Wednesday, February 16, 2005
On Calvin the Nest Egg
If the Republican plan to privatize Social Security is so great, why can't they be honest about it? From the latest GOP Newsline (a publicantion from Minnesota Republicans):
To put pressure on Dayton to do the right thing, the Republican Party of Minnesota is encouraging Minnesotans to sign an online petition here . The launch of the Social Security petition is part of an aggressive statewide campaign to put pressure on Dayton to support efforts to strengthen and preserve Social Security. The petition points out the fact that while the number of workers paying into Social Security is going down, the promised benefits are going up. For instance, a 20-year-old worker today is being promised retirement benefits that are 40 percent higher than a retiree today receives from Social Security after adjusting for inflation, but the system does not have the resources to pay those promised benefits. President Bush's plan will not change Social Security for those at or near retirement, and will not change payroll taxes but will allow younger workers to place some of their own payroll taxes in a voluntary personal retirement account - a nest egg they can call their own, government cannot take away, and they can pass on to their children.
What are the three benefits of the Bush Social Security plan?
- Naming rights! Huzzah! Nest egg, I dub thee "Calvin". Arise, Sir Calvin of Nest Egg.
- The libruls in guvmint can't take away Calvin the Nest Egg. Except, of course, that under the Bush plan, the government -- get this -- actually does take money away. You only get to keep what you earn over and above the standard rate of return -- say, 3%. So if your investments earn 4.5% over your lifetime, the government can and will take back two-thirds of Calvin the Nest Egg. The Social Security plan where the government doesn't take benefits away? That's the one we already have.
- You get to pass Calvin the Nest Egg on to your heirs, but only if you are fortunate enough to die before you retire. Upon retirement, the Bush plan requires workers to turn Calvin the Nest Egg into an annuity. Sorry, no inheritance rights there.
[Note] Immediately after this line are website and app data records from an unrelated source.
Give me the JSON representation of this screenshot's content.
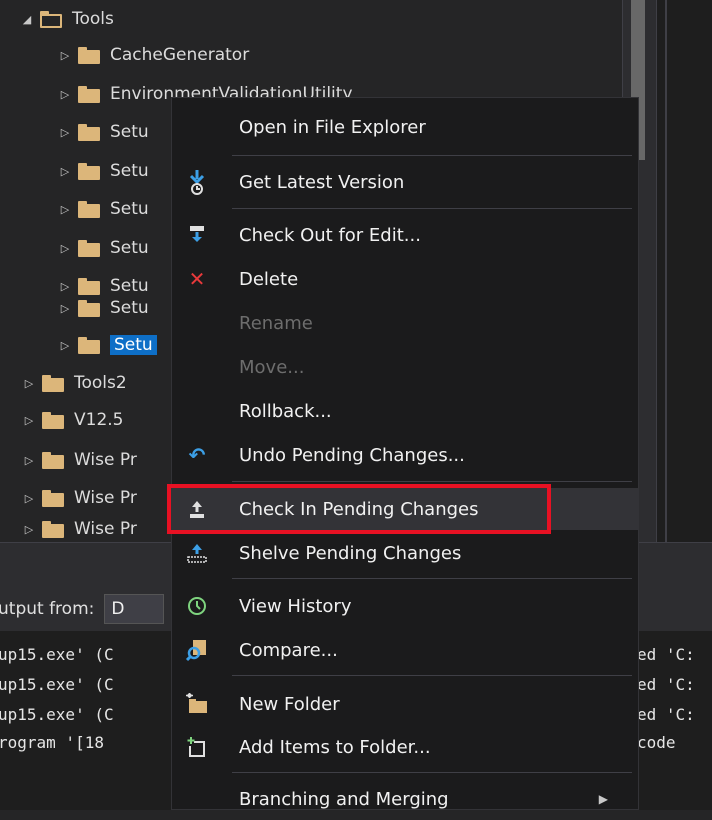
{
  "tree": {
    "items": [
      {
        "label": "Tools",
        "expanded": true,
        "indent": 0
      },
      {
        "label": "CacheGenerator",
        "indent": 1
      },
      {
        "label": "EnvironmentValidationUtility",
        "indent": 1
      },
      {
        "label": "Setu",
        "indent": 1
      },
      {
        "label": "Setu",
        "indent": 1
      },
      {
        "label": "Setu",
        "indent": 1
      },
      {
        "label": "Setu",
        "indent": 1
      },
      {
        "label": "Setu",
        "indent": 1
      },
      {
        "label": "Setu",
        "indent": 1
      },
      {
        "label": "Setu",
        "indent": 1,
        "selected": true
      },
      {
        "label": "Tools2",
        "indent": 0
      },
      {
        "label": "V12.5",
        "indent": 0
      },
      {
        "label": "Wise Pr",
        "indent": 0
      },
      {
        "label": "Wise Pr",
        "indent": 0
      },
      {
        "label": "Wise Pr",
        "indent": 0
      }
    ]
  },
  "output": {
    "label": "utput from:",
    "selected": "D",
    "lines": [
      "up15.exe' (C",
      "up15.exe' (C",
      "up15.exe' (C",
      "rogram '[18"
    ],
    "right_lines": [
      "ed 'C:",
      "ed 'C:",
      "ed 'C:",
      "code"
    ]
  },
  "context_menu": {
    "items": [
      {
        "label": "Open in File Explorer",
        "icon": "none"
      },
      {
        "label": "Get Latest Version",
        "icon": "get-latest-icon"
      },
      {
        "label": "Check Out for Edit...",
        "icon": "check-out-icon"
      },
      {
        "label": "Delete",
        "icon": "delete-icon"
      },
      {
        "label": "Rename",
        "icon": "none",
        "disabled": true
      },
      {
        "label": "Move...",
        "icon": "none",
        "disabled": true
      },
      {
        "label": "Rollback...",
        "icon": "none"
      },
      {
        "label": "Undo Pending Changes...",
        "icon": "undo-icon"
      },
      {
        "label": "Check In Pending Changes",
        "icon": "check-in-icon",
        "highlighted": true
      },
      {
        "label": "Shelve Pending Changes",
        "icon": "shelve-icon"
      },
      {
        "label": "View History",
        "icon": "history-icon"
      },
      {
        "label": "Compare...",
        "icon": "compare-icon"
      },
      {
        "label": "New Folder",
        "icon": "new-folder-icon"
      },
      {
        "label": "Add Items to Folder...",
        "icon": "add-items-icon"
      },
      {
        "label": "Branching and Merging",
        "icon": "none",
        "submenu": true
      }
    ]
  },
  "colors": {
    "background": "#252526",
    "menu_bg": "#1b1b1c",
    "selection": "#0e6fc7",
    "highlight_outline": "#e81123",
    "folder": "#dcb67a"
  }
}
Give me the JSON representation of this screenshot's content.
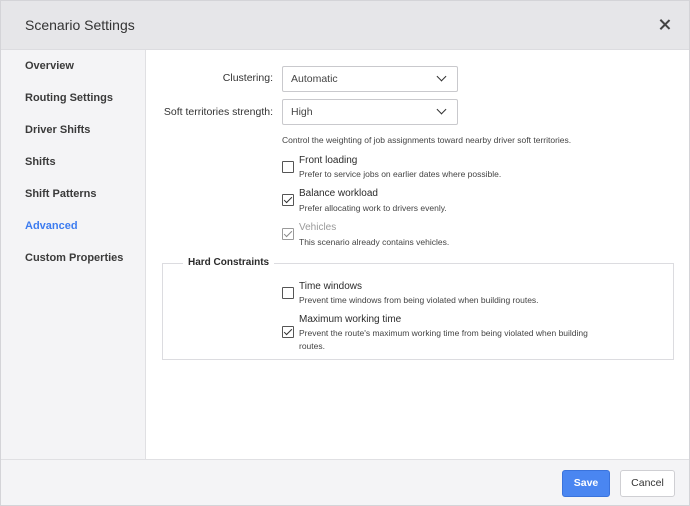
{
  "dialog": {
    "title": "Scenario Settings"
  },
  "sidebar": {
    "items": [
      {
        "label": "Overview",
        "active": false
      },
      {
        "label": "Routing Settings",
        "active": false
      },
      {
        "label": "Driver Shifts",
        "active": false
      },
      {
        "label": "Shifts",
        "active": false
      },
      {
        "label": "Shift Patterns",
        "active": false
      },
      {
        "label": "Advanced",
        "active": true
      },
      {
        "label": "Custom Properties",
        "active": false
      }
    ]
  },
  "form": {
    "clustering": {
      "label": "Clustering:",
      "value": "Automatic"
    },
    "soft_territories": {
      "label": "Soft territories strength:",
      "value": "High"
    },
    "soft_territories_hint": "Control the weighting of job assignments toward nearby driver soft territories.",
    "options": [
      {
        "title": "Front loading",
        "desc": "Prefer to service jobs on earlier dates where possible.",
        "checked": false,
        "disabled": false
      },
      {
        "title": "Balance workload",
        "desc": "Prefer allocating work to drivers evenly.",
        "checked": true,
        "disabled": false
      },
      {
        "title": "Vehicles",
        "desc": "This scenario already contains vehicles.",
        "checked": true,
        "disabled": true
      }
    ],
    "hard_constraints": {
      "legend": "Hard Constraints",
      "options": [
        {
          "title": "Time windows",
          "desc": "Prevent time windows from being violated when building routes.",
          "checked": false
        },
        {
          "title": "Maximum working time",
          "desc": "Prevent the route's maximum working time from being violated when building routes.",
          "checked": true
        }
      ]
    }
  },
  "footer": {
    "save_label": "Save",
    "cancel_label": "Cancel"
  },
  "colors": {
    "accent": "#3d7cf0",
    "save_button": "#4a86f1",
    "header_bg": "#e6e6e9",
    "sidebar_bg": "#f4f4f6"
  }
}
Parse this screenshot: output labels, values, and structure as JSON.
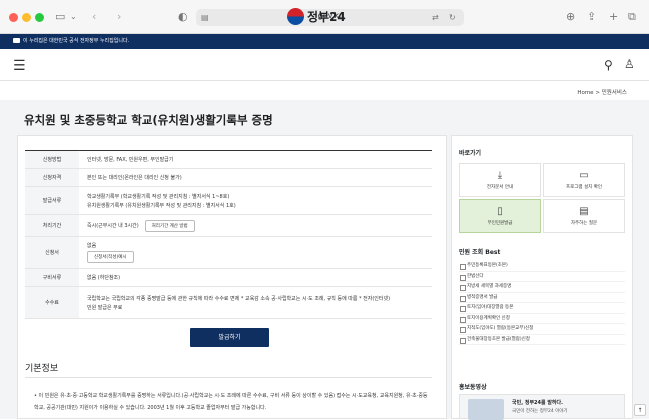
{
  "browser": {
    "url": "gov.kr"
  },
  "gov_banner": {
    "text": "이 누리집은 대한민국 공식 전자정부 누리집입니다."
  },
  "header": {
    "logo_text": "정부24"
  },
  "breadcrumb": {
    "home": "Home",
    "sep": ">",
    "current": "민원서비스"
  },
  "page": {
    "title": "유치원 및 초중등학교 학교(유치원)생활기록부 증명"
  },
  "info": {
    "method": {
      "label": "신청방법",
      "value": "인터넷, 방문, FAX, 민원우편, 무인발급기"
    },
    "qualification": {
      "label": "신청자격",
      "value": "본인 또는 대리인(온라인은 대리인 신청 불가)"
    },
    "documents": {
      "label": "발급서류",
      "line1": "학교생활기록부 (학교생활기록 작성 및 관리지침 : 별지서식 1~8호)",
      "line2": "유치원생활기록부 (유치원생활기록부 작성 및 관리지침 : 별지서식 1호)"
    },
    "period": {
      "label": "처리기간",
      "value": "즉시(근무시간 내 3시간)",
      "btn": "처리기간 계산 방법"
    },
    "form": {
      "label": "신청서",
      "value": "없음",
      "btn": "신청서(작성)예시"
    },
    "required": {
      "label": "구비서류",
      "value": "없음 (하단참조)"
    },
    "fee": {
      "label": "수수료",
      "line1": "국립학교는 국립학교의 각종 증명발급 등에 관한 규칙에 따라 수수료 면제 * 교육감 소속 공·사립학교는 시·도 조례, 규칙 등에 따름 * 전자(인터넷)",
      "line2": "민원 발급은 무료"
    }
  },
  "apply_btn": "발급하기",
  "basic_info": {
    "title": "기본정보",
    "text": "이 민원은 유·초·중·고등학교 학교생활기록부를 증명하는 서류입니다.(공·사립학교는 시·도 조례에 따른 수수료, 구비 서류 등이 상이할 수 있음) 접수는 시·도교육청, 교육지원청, 유·초·중등학교, 공공기관(대민) 지원이가 이용하실 수 있습니다. 2003년 1월 이후 고등학교 졸업자부터 발급 가능합니다."
  },
  "sidebar": {
    "quick_title": "바로가기",
    "quick": [
      {
        "label": "전자문서 안내",
        "icon": "download-icon"
      },
      {
        "label": "프로그램 설치 확인",
        "icon": "monitor-icon"
      },
      {
        "label": "무인민원발급",
        "icon": "kiosk-icon"
      },
      {
        "label": "자주하는 질문",
        "icon": "chat-icon"
      }
    ],
    "best_title": "민원 조회 Best",
    "best": [
      "주민등록표등본(초본)",
      "한법선다",
      "지방세 세목별 과세증명",
      "병적증명서 발급",
      "토지(임야)대장열람 등본",
      "토지이용계획확인 신청",
      "지적도(임야도) 열람(등본교부)신청",
      "건축물대장등초본 발급(열람)신청"
    ],
    "promo_title": "홍보동영상",
    "promo_t1": "국민, 정부24를 말하다.",
    "promo_t2": "국민이 전하는 정부24 이야기"
  }
}
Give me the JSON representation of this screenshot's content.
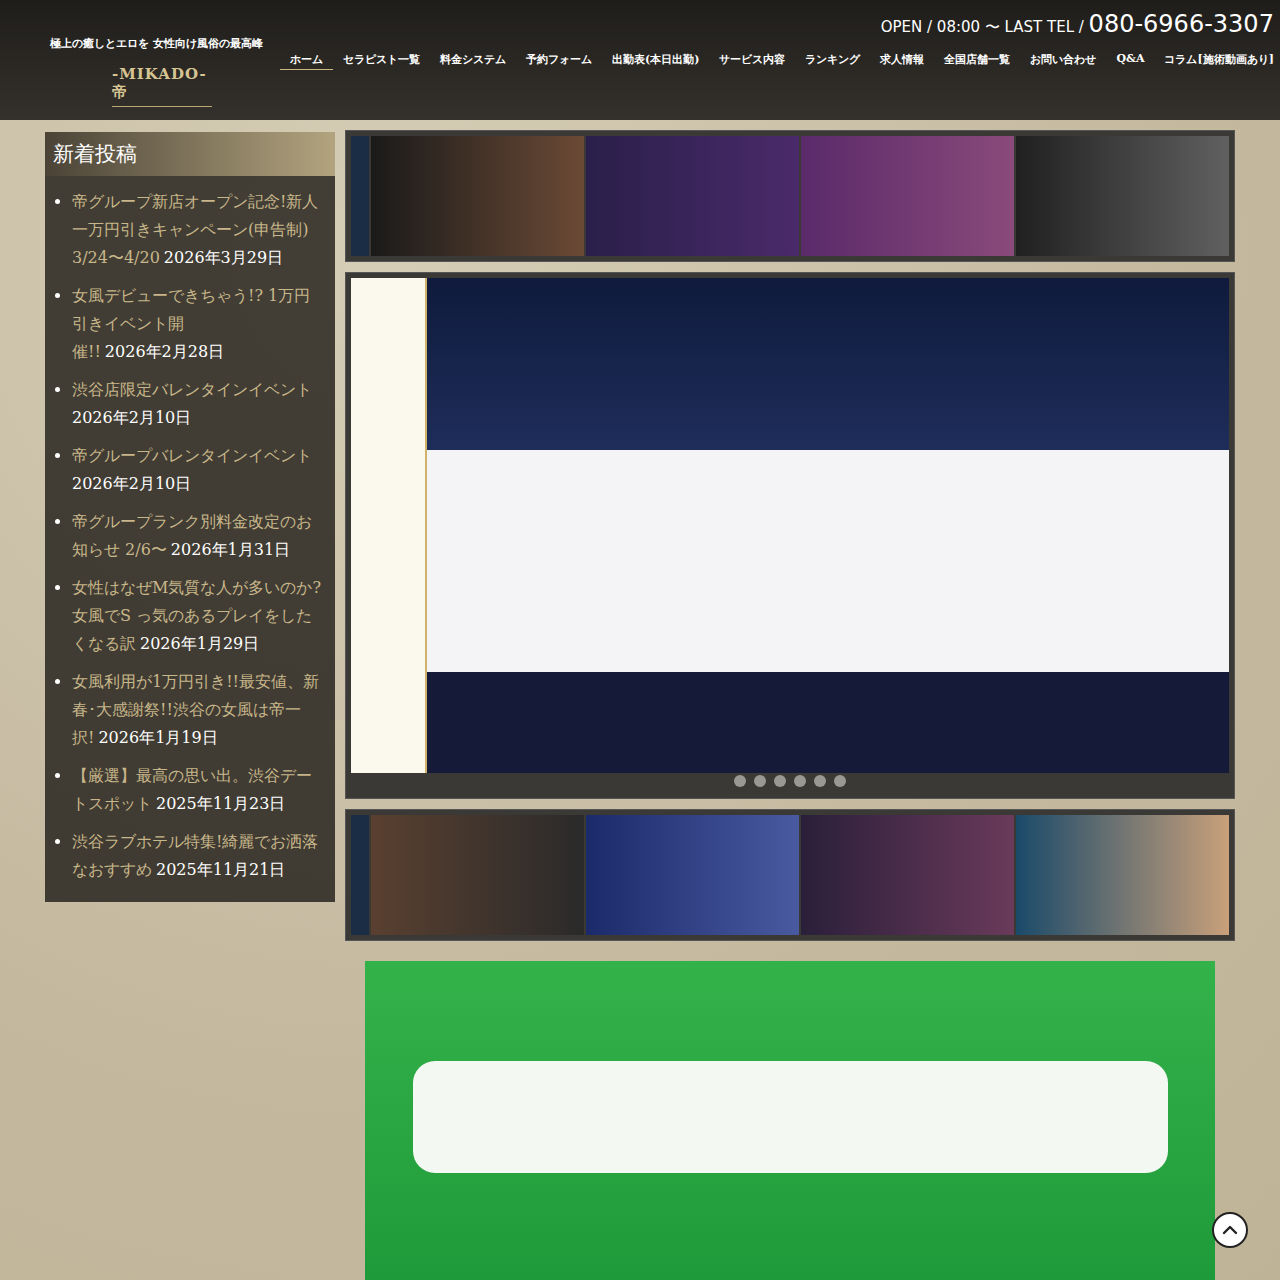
{
  "header": {
    "tagline": "極上の癒しとエロを 女性向け風俗の最高峰",
    "logo": "-MIKADO-帝",
    "open_label": "OPEN / 08:00 〜 LAST TEL / ",
    "phone": "080-6966-3307"
  },
  "nav": [
    {
      "label": "ホーム",
      "selected": true
    },
    {
      "label": "セラピスト一覧",
      "selected": false
    },
    {
      "label": "料金システム",
      "selected": false
    },
    {
      "label": "予約フォーム",
      "selected": false
    },
    {
      "label": "出勤表(本日出勤)",
      "selected": false
    },
    {
      "label": "サービス内容",
      "selected": false
    },
    {
      "label": "ランキング",
      "selected": false
    },
    {
      "label": "求人情報",
      "selected": false
    },
    {
      "label": "全国店舗一覧",
      "selected": false
    },
    {
      "label": "お問い合わせ",
      "selected": false
    },
    {
      "label": "Q&A",
      "selected": false
    },
    {
      "label": "コラム[施術動画あり]",
      "selected": false
    }
  ],
  "sidebar": {
    "title": "新着投稿",
    "posts": [
      {
        "title": "帝グループ新店オープン記念!新人一万円引きキャンペーン(申告制) 3/24〜4/20",
        "date": "2026年3月29日"
      },
      {
        "title": "女風デビューできちゃう!? 1万円引きイベント開催!!",
        "date": "2026年2月28日"
      },
      {
        "title": "渋谷店限定バレンタインイベント",
        "date": "2026年2月10日"
      },
      {
        "title": "帝グループバレンタインイベント",
        "date": "2026年2月10日"
      },
      {
        "title": "帝グループランク別料金改定のお知らせ 2/6〜",
        "date": "2026年1月31日"
      },
      {
        "title": "女性はなぜM気質な人が多いのか?女風でS っ気のあるプレイをしたくなる訳",
        "date": "2026年1月29日"
      },
      {
        "title": "女風利用が1万円引き!!最安値、新春･大感謝祭!!渋谷の女風は帝一択!",
        "date": "2026年1月19日"
      },
      {
        "title": "【厳選】最高の思い出。渋谷デートスポット",
        "date": "2025年11月23日"
      },
      {
        "title": "渋谷ラブホテル特集!綺麗でお洒落なおすすめ",
        "date": "2025年11月21日"
      }
    ]
  },
  "slider": {
    "dots": [
      {
        "selected": false
      },
      {
        "selected": false
      },
      {
        "selected": false
      },
      {
        "selected": false
      },
      {
        "selected": false
      },
      {
        "selected": false
      }
    ]
  }
}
If you are fortunate enough to die early with young children (think of all the taxes you'll never have to pay!), your kids will no longer be burdened with a steady monthly benefit until they turn 18. Instead, they'll get a piece of Calvin the Nest Egg. If you have two kids and contributed $1000 a year to Calvin the Nest Egg for 10 years, your kids will come out way ahead -- for about six months.